At Juno, our goal is twofold: increase patient access to high quality, lifesaving medicines and increase value within the Australian healthcare system.

Biosimilars and interchangeable biologic products present an opportunity to patients, healthcare professionals and the government, by providing increased patient access to therapies, whilst helping maintain the long-term viability and financial sustainability of the Australian and New Zealand healthcare systems.

We believe that we have the right expertise and strategies to effectively partner with biologic developers whose brands are reaching their patent expiry, plus biosimilar developers with plans to launch in Australia and New Zealand.

 

What Is The Difference Between A Generic And A Biosimilar?

While biosimilars and generics have some conceptual parallels, the complexity of biologic medicines means that the principles relevant to the evaluation and use of generic medicines cannot be simply extrapolated to biosimilars10.

Biosimilars and generics are both alternative versions of branded, originator medicines for whom marketing exclusivity rights have expired.

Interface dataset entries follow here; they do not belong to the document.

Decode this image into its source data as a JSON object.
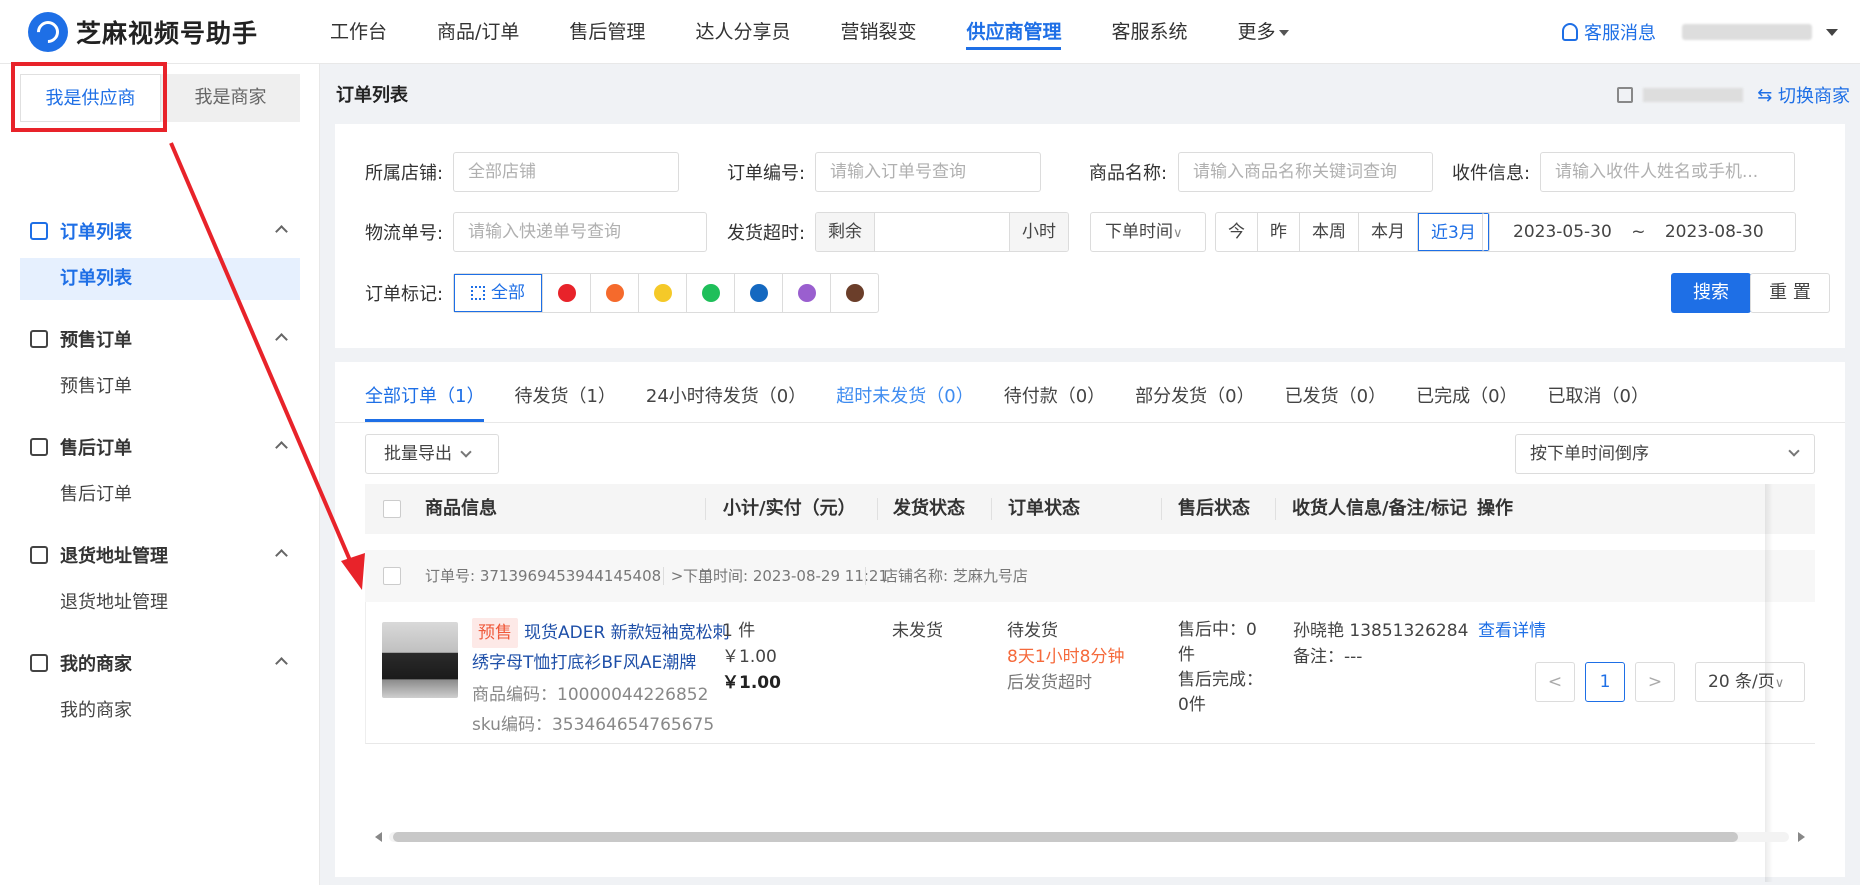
{
  "app": {
    "title": "芝麻视频号助手"
  },
  "nav": {
    "items": [
      "工作台",
      "商品/订单",
      "售后管理",
      "达人分享员",
      "营销裂变",
      "供应商管理",
      "客服系统",
      "更多"
    ],
    "active_index": 5,
    "service_msg": "客服消息"
  },
  "sidebar": {
    "role_tabs": [
      "我是供应商",
      "我是商家"
    ],
    "groups": [
      {
        "label": "订单列表",
        "sub": "订单列表"
      },
      {
        "label": "预售订单",
        "sub": "预售订单"
      },
      {
        "label": "售后订单",
        "sub": "售后订单"
      },
      {
        "label": "退货地址管理",
        "sub": "退货地址管理"
      },
      {
        "label": "我的商家",
        "sub": "我的商家"
      }
    ]
  },
  "header": {
    "title": "订单列表",
    "switch_label": "切换商家"
  },
  "filters": {
    "shop_label": "所属店铺:",
    "shop_placeholder": "全部店铺",
    "order_no_label": "订单编号:",
    "order_no_placeholder": "请输入订单号查询",
    "product_label": "商品名称:",
    "product_placeholder": "请输入商品名称关键词查询",
    "receiver_label": "收件信息:",
    "receiver_placeholder": "请输入收件人姓名或手机...",
    "logistics_label": "物流单号:",
    "logistics_placeholder": "请输入快递单号查询",
    "overtime_label": "发货超时:",
    "overtime_prefix": "剩余",
    "overtime_suffix": "小时",
    "time_type": "下单时间",
    "quick_ranges": [
      "今",
      "昨",
      "本周",
      "本月",
      "近3月"
    ],
    "date_start": "2023-05-30",
    "date_sep": "~",
    "date_end": "2023-08-30",
    "mark_label": "订单标记:",
    "mark_all": "全部",
    "mark_colors": [
      "#e8232a",
      "#f56a2c",
      "#f5c928",
      "#1fbf5a",
      "#1468c0",
      "#9a5fcf",
      "#6b3e2a"
    ],
    "search_btn": "搜索",
    "reset_btn": "重 置"
  },
  "tabs": [
    "全部订单（1）",
    "待发货（1）",
    "24小时待发货（0）",
    "超时未发货（0）",
    "待付款（0）",
    "部分发货（0）",
    "已发货（0）",
    "已完成（0）",
    "已取消（0）"
  ],
  "toolbar": {
    "bulk_export": "批量导出",
    "sort": "按下单时间倒序"
  },
  "table": {
    "headers": [
      "商品信息",
      "小计/实付（元）",
      "发货状态",
      "订单状态",
      "售后状态",
      "收货人信息/备注/标记",
      "操作"
    ]
  },
  "order": {
    "no_label": "订单号:",
    "no": "3713969453944145408",
    "time_label": "下单时间:",
    "time": "2023-08-29 11:21",
    "shop_label": "店铺名称:",
    "shop": "芝麻九号店",
    "tag": "预售",
    "name": "现货ADER 新款短袖宽松刺绣字母T恤打底衫BF风AE潮牌",
    "product_code": "商品编码：10000044226852",
    "sku_code": "sku编码：353464654765675",
    "qty": "1 件",
    "subtotal": "￥1.00",
    "paid": "￥1.00",
    "ship_status": "未发货",
    "order_status": "待发货",
    "countdown": "8天1小时8分钟",
    "countdown_suffix": "后发货超时",
    "after_sale_1": "售后中：0",
    "after_sale_1b": "件",
    "after_sale_2": "售后完成：",
    "after_sale_2b": "0件",
    "receiver": "孙晓艳 13851326284",
    "remark": "备注：---",
    "action": "查看详情"
  },
  "pager": {
    "prev": "<",
    "current": "1",
    "next": ">",
    "size": "20 条/页"
  }
}
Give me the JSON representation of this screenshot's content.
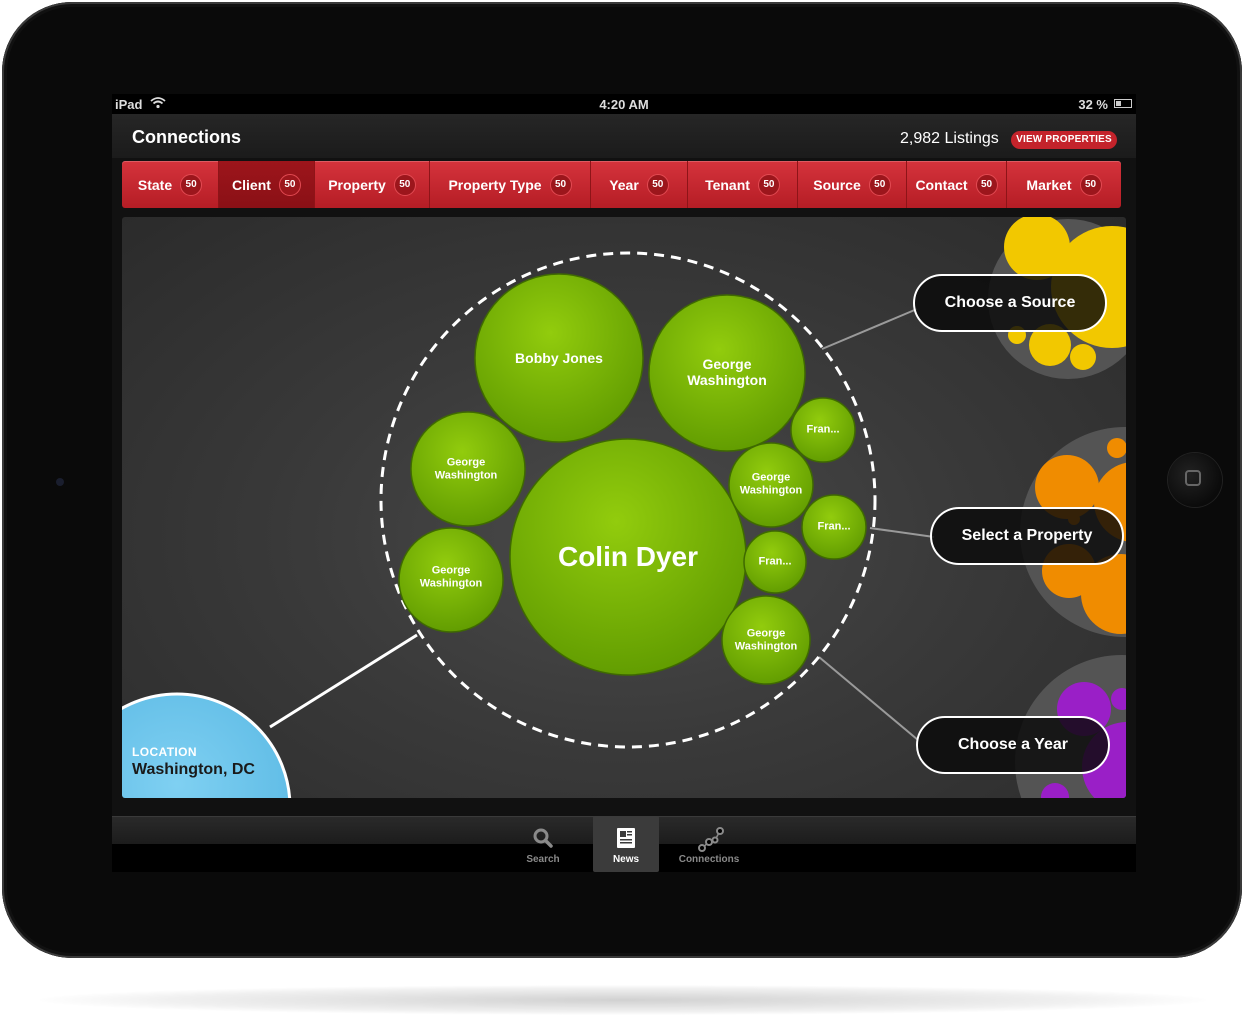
{
  "status_bar": {
    "device": "iPad",
    "time": "4:20 AM",
    "battery": "32 %"
  },
  "header": {
    "title": "Connections",
    "listings": "2,982 Listings",
    "view_button": "VIEW PROPERTIES"
  },
  "tabs": [
    {
      "label": "State",
      "count": "50"
    },
    {
      "label": "Client",
      "count": "50"
    },
    {
      "label": "Property",
      "count": "50"
    },
    {
      "label": "Property Type",
      "count": "50"
    },
    {
      "label": "Year",
      "count": "50"
    },
    {
      "label": "Tenant",
      "count": "50"
    },
    {
      "label": "Source",
      "count": "50"
    },
    {
      "label": "Contact",
      "count": "50"
    },
    {
      "label": "Market",
      "count": "50"
    }
  ],
  "active_tab": "Client",
  "bubbles": {
    "center": "Colin Dyer",
    "b1": "Bobby Jones",
    "b2": "George Washington",
    "b3": "George Washington",
    "b4": "George Washington",
    "b5": "George Washington",
    "b6": "George Washington",
    "f1": "Fran...",
    "f2": "Fran...",
    "f3": "Fran..."
  },
  "pills": {
    "source": "Choose a Source",
    "property": "Select a Property",
    "year": "Choose a Year"
  },
  "location": {
    "label": "LOCATION",
    "value": "Washington, DC"
  },
  "tabbar": [
    {
      "label": "Search",
      "icon": "search-icon"
    },
    {
      "label": "News",
      "icon": "news-icon"
    },
    {
      "label": "Connections",
      "icon": "connections-icon"
    }
  ],
  "colors": {
    "accent_red": "#c4232b",
    "bubble_green": "#7ab800",
    "location_blue": "#6cc3ea",
    "yellow": "#f2c800",
    "orange": "#f08c00",
    "purple": "#9a1fc7"
  }
}
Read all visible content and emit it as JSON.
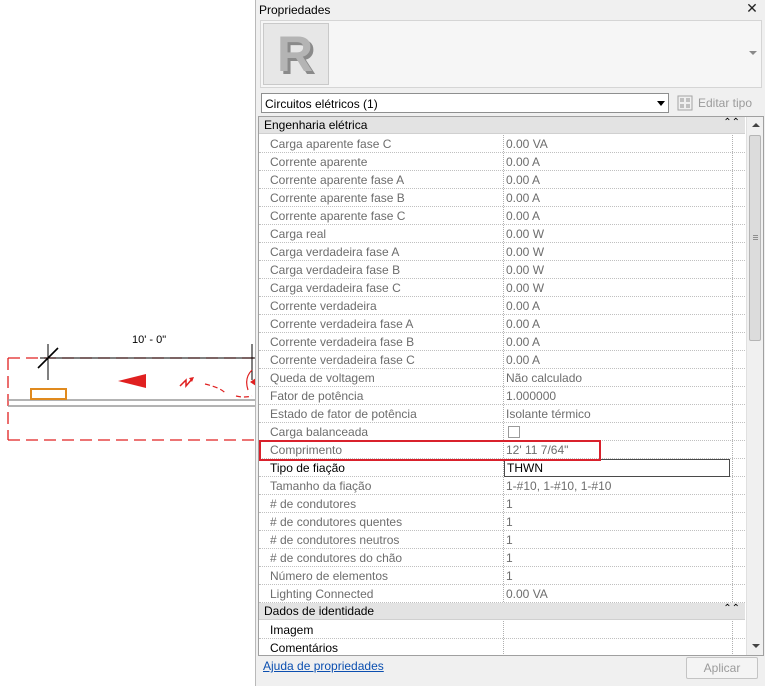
{
  "canvas": {
    "dimension_label": "10' - 0\""
  },
  "palette": {
    "title": "Propriedades",
    "close_icon": "close-icon",
    "type_selector": "Circuitos elétricos (1)",
    "edit_type_label": "Editar tipo",
    "help_link": "Ajuda de propriedades",
    "apply_label": "Aplicar"
  },
  "groups": [
    {
      "label": "Engenharia elétrica",
      "toggle": "⌃⌃"
    },
    {
      "label": "Dados de identidade",
      "toggle": "⌃⌃"
    }
  ],
  "properties": [
    {
      "name": "Carga aparente fase C",
      "value": "0.00 VA"
    },
    {
      "name": "Corrente aparente",
      "value": "0.00 A"
    },
    {
      "name": "Corrente aparente fase A",
      "value": "0.00 A"
    },
    {
      "name": "Corrente aparente fase B",
      "value": "0.00 A"
    },
    {
      "name": "Corrente aparente fase C",
      "value": "0.00 A"
    },
    {
      "name": "Carga real",
      "value": "0.00 W"
    },
    {
      "name": "Carga verdadeira fase A",
      "value": "0.00 W"
    },
    {
      "name": "Carga verdadeira fase B",
      "value": "0.00 W"
    },
    {
      "name": "Carga verdadeira fase C",
      "value": "0.00 W"
    },
    {
      "name": "Corrente verdadeira",
      "value": "0.00 A"
    },
    {
      "name": "Corrente verdadeira fase A",
      "value": "0.00 A"
    },
    {
      "name": "Corrente verdadeira fase B",
      "value": "0.00 A"
    },
    {
      "name": "Corrente verdadeira fase C",
      "value": "0.00 A"
    },
    {
      "name": "Queda de voltagem",
      "value": "Não calculado"
    },
    {
      "name": "Fator de potência",
      "value": "1.000000"
    },
    {
      "name": "Estado de fator de potência",
      "value": "Isolante térmico"
    },
    {
      "name": "Carga balanceada",
      "value": ""
    },
    {
      "name": "Comprimento",
      "value": "12'  11 7/64\""
    },
    {
      "name": "Tipo de fiação",
      "value": "THWN"
    },
    {
      "name": "Tamanho da fiação",
      "value": "1-#10, 1-#10, 1-#10"
    },
    {
      "name": "# de condutores",
      "value": "1"
    },
    {
      "name": "# de condutores quentes",
      "value": "1"
    },
    {
      "name": "# de condutores neutros",
      "value": "1"
    },
    {
      "name": "# de condutores do chão",
      "value": "1"
    },
    {
      "name": "Número de elementos",
      "value": "1"
    },
    {
      "name": "Lighting Connected",
      "value": "0.00 VA"
    }
  ],
  "identity_properties": [
    {
      "name": "Imagem",
      "value": ""
    },
    {
      "name": "Comentários",
      "value": ""
    }
  ],
  "colors": {
    "selection_red": "#e02020",
    "highlight_red": "#d9212c",
    "panel_orange": "#e08a1e",
    "link_blue": "#0b4fb0"
  }
}
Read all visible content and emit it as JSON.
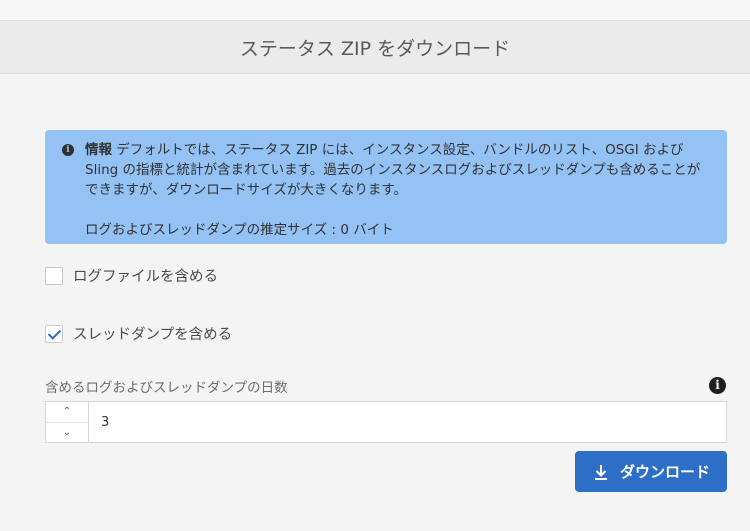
{
  "header": {
    "title": "ステータス ZIP をダウンロード"
  },
  "info": {
    "icon": "info-circle-icon",
    "label": "情報",
    "text": " デフォルトでは、ステータス ZIP には、インスタンス設定、バンドルのリスト、OSGI および Sling の指標と統計が含まれています。過去のインスタンスログおよびスレッドダンプも含めることができますが、ダウンロードサイズが大きくなります。",
    "size_text": "ログおよびスレッドダンプの推定サイズ : 0 バイト"
  },
  "options": {
    "include_logs": {
      "label": "ログファイルを含める",
      "checked": false
    },
    "include_thread_dumps": {
      "label": "スレッドダンプを含める",
      "checked": true
    }
  },
  "days": {
    "label": "含めるログおよびスレッドダンプの日数",
    "value": "3",
    "up": "^",
    "down": "v"
  },
  "download": {
    "label": "ダウンロード",
    "color": "#2d6fc6"
  }
}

They are also both approved through abbreviated pathways that do not require duplicating full clinical trials11.

However, as generic medicines are comprised of small, chemical molecules, demonstration of bioequivalence between a generic and reference product is generally sufficient to infer therapeutic equivalence between the two12. Due to the complexity and inherent structural variability of reference biologics and biosimilars, the method established for generic medicines is not suitable for the development and evaluation of biosimilars12.

 

 

 

Summary of Similarities and Differences